Abhinaya can be divided into four, according to the Natya Shastra.[1]

Expression of the limbs (Āṅgika Abhinaya)[edit]

Angika Abhinaya denotes the movements of angas like head, hands, waist and face. Pratyangas like shoulder, shoulder arm's, thighs, knees and elbows and upangas like eyes, eyelid, cheeks, nose, lips and teeth. Additional hastas (hand gestures) have always played a significant role in conveyance of the emotion and through of a soul. Many of the natural gestures are found common to mankind and their meaning easily understood.

Expression of speech (Vāchika Abhinaya)[edit]

Nātyācārya Māni Mādhava Chākyār performing Sringāra Rasa

Speech is used in drama and also in music when the singer expresses the emotion through his or her singing. In the Kuchipudi and Melattur styles of Indian classical dance the dancers often mouth the words of the songs (padartha abhinaya). Kerala still has stage art forms that have Vāchika Abhinaya as a dominant component - Koodiyattam, Nangyar Kooothu, Ottan, Seetangan & Parayan - the three types of Thullal, Mudiyettu are the most popular.

Costume and scene (Āhārya Abhinaya)[edit]

Another means of representation of the play is indeed the costumes and physical decorations of the actors and the theatre. In dramas and dance dramas, costume and making are distinguished by the sex, race, sect or class, or the social position of the characters, giving the production of the presentation some semblance of reality.
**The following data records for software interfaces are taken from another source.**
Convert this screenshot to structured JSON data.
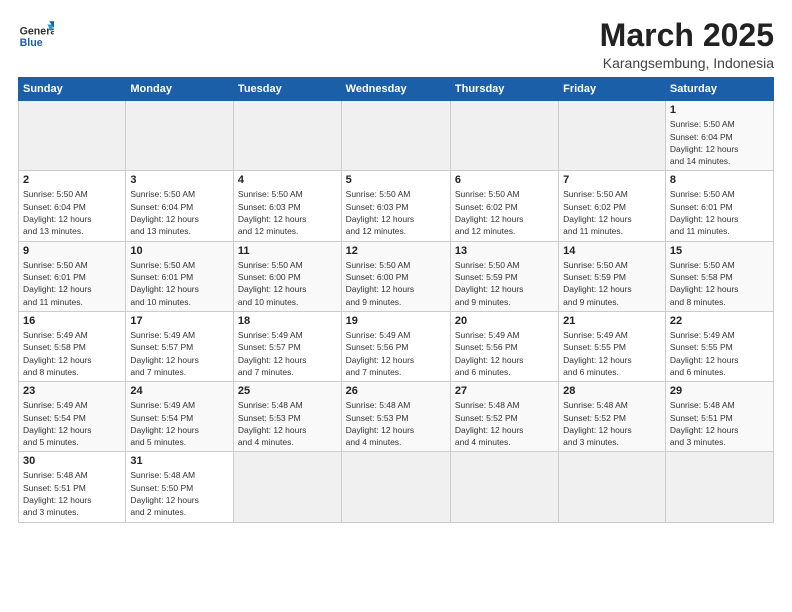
{
  "logo": {
    "line1": "General",
    "line2": "Blue"
  },
  "title": "March 2025",
  "location": "Karangsembung, Indonesia",
  "weekdays": [
    "Sunday",
    "Monday",
    "Tuesday",
    "Wednesday",
    "Thursday",
    "Friday",
    "Saturday"
  ],
  "weeks": [
    [
      {
        "day": "",
        "info": ""
      },
      {
        "day": "",
        "info": ""
      },
      {
        "day": "",
        "info": ""
      },
      {
        "day": "",
        "info": ""
      },
      {
        "day": "",
        "info": ""
      },
      {
        "day": "",
        "info": ""
      },
      {
        "day": "1",
        "info": "Sunrise: 5:50 AM\nSunset: 6:04 PM\nDaylight: 12 hours\nand 14 minutes."
      }
    ],
    [
      {
        "day": "2",
        "info": "Sunrise: 5:50 AM\nSunset: 6:04 PM\nDaylight: 12 hours\nand 13 minutes."
      },
      {
        "day": "3",
        "info": "Sunrise: 5:50 AM\nSunset: 6:04 PM\nDaylight: 12 hours\nand 13 minutes."
      },
      {
        "day": "4",
        "info": "Sunrise: 5:50 AM\nSunset: 6:03 PM\nDaylight: 12 hours\nand 12 minutes."
      },
      {
        "day": "5",
        "info": "Sunrise: 5:50 AM\nSunset: 6:03 PM\nDaylight: 12 hours\nand 12 minutes."
      },
      {
        "day": "6",
        "info": "Sunrise: 5:50 AM\nSunset: 6:02 PM\nDaylight: 12 hours\nand 12 minutes."
      },
      {
        "day": "7",
        "info": "Sunrise: 5:50 AM\nSunset: 6:02 PM\nDaylight: 12 hours\nand 11 minutes."
      },
      {
        "day": "8",
        "info": "Sunrise: 5:50 AM\nSunset: 6:01 PM\nDaylight: 12 hours\nand 11 minutes."
      }
    ],
    [
      {
        "day": "9",
        "info": "Sunrise: 5:50 AM\nSunset: 6:01 PM\nDaylight: 12 hours\nand 11 minutes."
      },
      {
        "day": "10",
        "info": "Sunrise: 5:50 AM\nSunset: 6:01 PM\nDaylight: 12 hours\nand 10 minutes."
      },
      {
        "day": "11",
        "info": "Sunrise: 5:50 AM\nSunset: 6:00 PM\nDaylight: 12 hours\nand 10 minutes."
      },
      {
        "day": "12",
        "info": "Sunrise: 5:50 AM\nSunset: 6:00 PM\nDaylight: 12 hours\nand 9 minutes."
      },
      {
        "day": "13",
        "info": "Sunrise: 5:50 AM\nSunset: 5:59 PM\nDaylight: 12 hours\nand 9 minutes."
      },
      {
        "day": "14",
        "info": "Sunrise: 5:50 AM\nSunset: 5:59 PM\nDaylight: 12 hours\nand 9 minutes."
      },
      {
        "day": "15",
        "info": "Sunrise: 5:50 AM\nSunset: 5:58 PM\nDaylight: 12 hours\nand 8 minutes."
      }
    ],
    [
      {
        "day": "16",
        "info": "Sunrise: 5:49 AM\nSunset: 5:58 PM\nDaylight: 12 hours\nand 8 minutes."
      },
      {
        "day": "17",
        "info": "Sunrise: 5:49 AM\nSunset: 5:57 PM\nDaylight: 12 hours\nand 7 minutes."
      },
      {
        "day": "18",
        "info": "Sunrise: 5:49 AM\nSunset: 5:57 PM\nDaylight: 12 hours\nand 7 minutes."
      },
      {
        "day": "19",
        "info": "Sunrise: 5:49 AM\nSunset: 5:56 PM\nDaylight: 12 hours\nand 7 minutes."
      },
      {
        "day": "20",
        "info": "Sunrise: 5:49 AM\nSunset: 5:56 PM\nDaylight: 12 hours\nand 6 minutes."
      },
      {
        "day": "21",
        "info": "Sunrise: 5:49 AM\nSunset: 5:55 PM\nDaylight: 12 hours\nand 6 minutes."
      },
      {
        "day": "22",
        "info": "Sunrise: 5:49 AM\nSunset: 5:55 PM\nDaylight: 12 hours\nand 6 minutes."
      }
    ],
    [
      {
        "day": "23",
        "info": "Sunrise: 5:49 AM\nSunset: 5:54 PM\nDaylight: 12 hours\nand 5 minutes."
      },
      {
        "day": "24",
        "info": "Sunrise: 5:49 AM\nSunset: 5:54 PM\nDaylight: 12 hours\nand 5 minutes."
      },
      {
        "day": "25",
        "info": "Sunrise: 5:48 AM\nSunset: 5:53 PM\nDaylight: 12 hours\nand 4 minutes."
      },
      {
        "day": "26",
        "info": "Sunrise: 5:48 AM\nSunset: 5:53 PM\nDaylight: 12 hours\nand 4 minutes."
      },
      {
        "day": "27",
        "info": "Sunrise: 5:48 AM\nSunset: 5:52 PM\nDaylight: 12 hours\nand 4 minutes."
      },
      {
        "day": "28",
        "info": "Sunrise: 5:48 AM\nSunset: 5:52 PM\nDaylight: 12 hours\nand 3 minutes."
      },
      {
        "day": "29",
        "info": "Sunrise: 5:48 AM\nSunset: 5:51 PM\nDaylight: 12 hours\nand 3 minutes."
      }
    ],
    [
      {
        "day": "30",
        "info": "Sunrise: 5:48 AM\nSunset: 5:51 PM\nDaylight: 12 hours\nand 3 minutes."
      },
      {
        "day": "31",
        "info": "Sunrise: 5:48 AM\nSunset: 5:50 PM\nDaylight: 12 hours\nand 2 minutes."
      },
      {
        "day": "",
        "info": ""
      },
      {
        "day": "",
        "info": ""
      },
      {
        "day": "",
        "info": ""
      },
      {
        "day": "",
        "info": ""
      },
      {
        "day": "",
        "info": ""
      }
    ]
  ]
}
The decorations of the stage theatre including lights and accessories are related to the scene of the depiction in which enhances the rasa between the audience and artists also comes under this category.

G. Nalini as Krsna is stealing fruits

In kathakali there are totally different dresses and makeup for 4 different characters; the good characters have green makeup while the demons have Kati vesham in which the nose is painted red. But in solo dance performances aharya abhinaya is a convention to it.

True expression (Sāttvika Abhinaya)[edit]

Sāttvika Abhinaya is the mental message, emotion or image communicated with the audience through the performer's own inner emotions. The dancer or actor has to use experience, something authentic, to capture the audience and to elicit an empathetic response. The human activity in other words, is traditionally classified as belonging to the mind, voice and body. Bharatha Muni in Natyashastra mentioned that sathva is something originated in mind.

Lokadharmi and Natyadharmi Abhinaya[edit]

Dancer performing abhinaya

A principal division is that between natyadharmi abhinaya and lokadharmi abhinaya. The former is poetic and stylistic in nature, following a codified manner of presenting emotion and expression which pertains to the conventions of the stage, which appear to have greater 'artistry' by virtue of taking something from natural life and rendering it in a suitably stylised way. Lokadharmi abhinaya is the opposite: realistic and un-stylised, involving very natural expression and movement, as occurs in daily life. Often this is the more difficult as the possibilities for interpretation of an emotion or a line of poetry are endless.

See also[edit]


  1. ^ Tarla Mehta (1995). Sanskrit Play Production. Motilal Banarsidass.pp. 131–186

Further reading[edit]